═══ Input data

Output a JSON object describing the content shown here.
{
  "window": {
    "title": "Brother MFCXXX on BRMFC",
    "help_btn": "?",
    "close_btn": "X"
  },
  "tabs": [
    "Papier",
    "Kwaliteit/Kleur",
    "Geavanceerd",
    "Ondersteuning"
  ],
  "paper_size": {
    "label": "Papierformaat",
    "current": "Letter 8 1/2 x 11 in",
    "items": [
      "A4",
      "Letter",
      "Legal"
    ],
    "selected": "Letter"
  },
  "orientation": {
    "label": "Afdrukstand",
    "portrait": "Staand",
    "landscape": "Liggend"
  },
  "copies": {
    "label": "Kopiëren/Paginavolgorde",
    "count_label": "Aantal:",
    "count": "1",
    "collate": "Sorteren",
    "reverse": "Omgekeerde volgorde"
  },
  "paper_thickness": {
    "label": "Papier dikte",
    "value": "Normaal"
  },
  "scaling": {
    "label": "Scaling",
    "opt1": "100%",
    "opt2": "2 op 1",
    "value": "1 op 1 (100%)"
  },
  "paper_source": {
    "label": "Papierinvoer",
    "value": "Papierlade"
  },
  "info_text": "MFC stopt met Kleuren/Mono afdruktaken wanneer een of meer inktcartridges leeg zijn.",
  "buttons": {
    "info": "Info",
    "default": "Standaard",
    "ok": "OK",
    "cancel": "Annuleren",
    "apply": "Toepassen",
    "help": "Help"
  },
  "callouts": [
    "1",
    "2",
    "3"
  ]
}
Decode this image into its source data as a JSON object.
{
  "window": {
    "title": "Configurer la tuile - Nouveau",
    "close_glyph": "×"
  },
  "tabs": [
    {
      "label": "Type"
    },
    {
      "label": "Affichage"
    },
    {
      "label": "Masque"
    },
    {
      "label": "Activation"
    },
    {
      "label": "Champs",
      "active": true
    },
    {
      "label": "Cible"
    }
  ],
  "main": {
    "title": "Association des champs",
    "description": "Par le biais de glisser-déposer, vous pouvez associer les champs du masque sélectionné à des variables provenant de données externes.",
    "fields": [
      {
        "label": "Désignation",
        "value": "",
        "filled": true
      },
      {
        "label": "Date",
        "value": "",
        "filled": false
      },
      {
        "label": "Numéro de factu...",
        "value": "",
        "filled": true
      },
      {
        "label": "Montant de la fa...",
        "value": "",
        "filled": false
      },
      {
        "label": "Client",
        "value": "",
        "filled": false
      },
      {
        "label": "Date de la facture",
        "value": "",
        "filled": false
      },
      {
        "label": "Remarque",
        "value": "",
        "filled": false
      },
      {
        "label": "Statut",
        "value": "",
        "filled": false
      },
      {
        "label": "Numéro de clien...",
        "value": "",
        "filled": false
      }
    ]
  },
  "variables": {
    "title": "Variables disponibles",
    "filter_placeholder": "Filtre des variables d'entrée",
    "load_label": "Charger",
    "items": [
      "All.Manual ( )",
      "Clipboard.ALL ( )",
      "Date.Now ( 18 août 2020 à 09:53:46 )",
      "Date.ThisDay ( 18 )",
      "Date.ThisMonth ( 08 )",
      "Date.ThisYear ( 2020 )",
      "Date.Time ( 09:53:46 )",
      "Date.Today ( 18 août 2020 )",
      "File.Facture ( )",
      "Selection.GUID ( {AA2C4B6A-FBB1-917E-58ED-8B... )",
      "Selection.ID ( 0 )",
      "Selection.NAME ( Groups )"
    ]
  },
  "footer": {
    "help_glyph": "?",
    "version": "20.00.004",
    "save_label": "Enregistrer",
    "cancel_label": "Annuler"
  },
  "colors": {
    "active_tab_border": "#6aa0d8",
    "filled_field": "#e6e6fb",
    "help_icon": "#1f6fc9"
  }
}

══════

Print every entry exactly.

Output a JSON object describing the content shown here.
{
  "window": {
    "title": "Brother MFCXXX on BRMFC",
    "help_btn": "?",
    "close_btn": "X"
  },
  "tabs": [
    "Papier",
    "Kwaliteit/Kleur",
    "Geavanceerd",
    "Ondersteuning"
  ],
  "paper_size": {
    "label": "Papierformaat",
    "current": "Letter 8 1/2 x 11 in",
    "items": [
      "A4",
      "Letter",
      "Legal"
    ],
    "selected": "Letter"
  },
  "orientation": {
    "label": "Afdrukstand",
    "portrait": "Staand",
    "landscape": "Liggend"
  },
  "copies": {
    "label": "Kopiëren/Paginavolgorde",
    "count_label": "Aantal:",
    "count": "1",
    "collate": "Sorteren",
    "reverse": "Omgekeerde volgorde"
  },
  "paper_thickness": {
    "label": "Papier dikte",
    "value": "Normaal"
  },
  "scaling": {
    "label": "Scaling",
    "opt1": "100%",
    "opt2": "2 op 1",
    "value": "1 op 1 (100%)"
  },
  "paper_source": {
    "label": "Papierinvoer",
    "value": "Papierlade"
  },
  "info_text": "MFC stopt met Kleuren/Mono afdruktaken wanneer een of meer inktcartridges leeg zijn.",
  "buttons": {
    "info": "Info",
    "default": "Standaard",
    "ok": "OK",
    "cancel": "Annuleren",
    "apply": "Toepassen",
    "help": "Help"
  },
  "callouts": [
    "1",
    "2",
    "3"
  ]
}
Decode this image into its source data as a JSON object.
{
  "window": {
    "title": "Configurer la tuile - Nouveau",
    "close_glyph": "×"
  },
  "tabs": [
    {
      "label": "Type"
    },
    {
      "label": "Affichage"
    },
    {
      "label": "Masque"
    },
    {
      "label": "Activation"
    },
    {
      "label": "Champs",
      "active": true
    },
    {
      "label": "Cible"
    }
  ],
  "main": {
    "title": "Association des champs",
    "description": "Par le biais de glisser-déposer, vous pouvez associer les champs du masque sélectionné à des variables provenant de données externes.",
    "fields": [
      {
        "label": "Désignation",
        "value": "",
        "filled": true
      },
      {
        "label": "Date",
        "value": "",
        "filled": false
      },
      {
        "label": "Numéro de factu...",
        "value": "",
        "filled": true
      },
      {
        "label": "Montant de la fa...",
        "value": "",
        "filled": false
      },
      {
        "label": "Client",
        "value": "",
        "filled": false
      },
      {
        "label": "Date de la facture",
        "value": "",
        "filled": false
      },
      {
        "label": "Remarque",
        "value": "",
        "filled": false
      },
      {
        "label": "Statut",
        "value": "",
        "filled": false
      },
      {
        "label": "Numéro de clien...",
        "value": "",
        "filled": false
      }
    ]
  },
  "variables": {
    "title": "Variables disponibles",
    "filter_placeholder": "Filtre des variables d'entrée",
    "load_label": "Charger",
    "items": [
      "All.Manual ( )",
      "Clipboard.ALL ( )",
      "Date.Now ( 18 août 2020 à 09:53:46 )",
      "Date.ThisDay ( 18 )",
      "Date.ThisMonth ( 08 )",
      "Date.ThisYear ( 2020 )",
      "Date.Time ( 09:53:46 )",
      "Date.Today ( 18 août 2020 )",
      "File.Facture ( )",
      "Selection.GUID ( {AA2C4B6A-FBB1-917E-58ED-8B... )",
      "Selection.ID ( 0 )",
      "Selection.NAME ( Groups )"
    ]
  },
  "footer": {
    "help_glyph": "?",
    "version": "20.00.004",
    "save_label": "Enregistrer",
    "cancel_label": "Annuler"
  },
  "colors": {
    "active_tab_border": "#6aa0d8",
    "filled_field": "#e6e6fb",
    "help_icon": "#1f6fc9"
  }
}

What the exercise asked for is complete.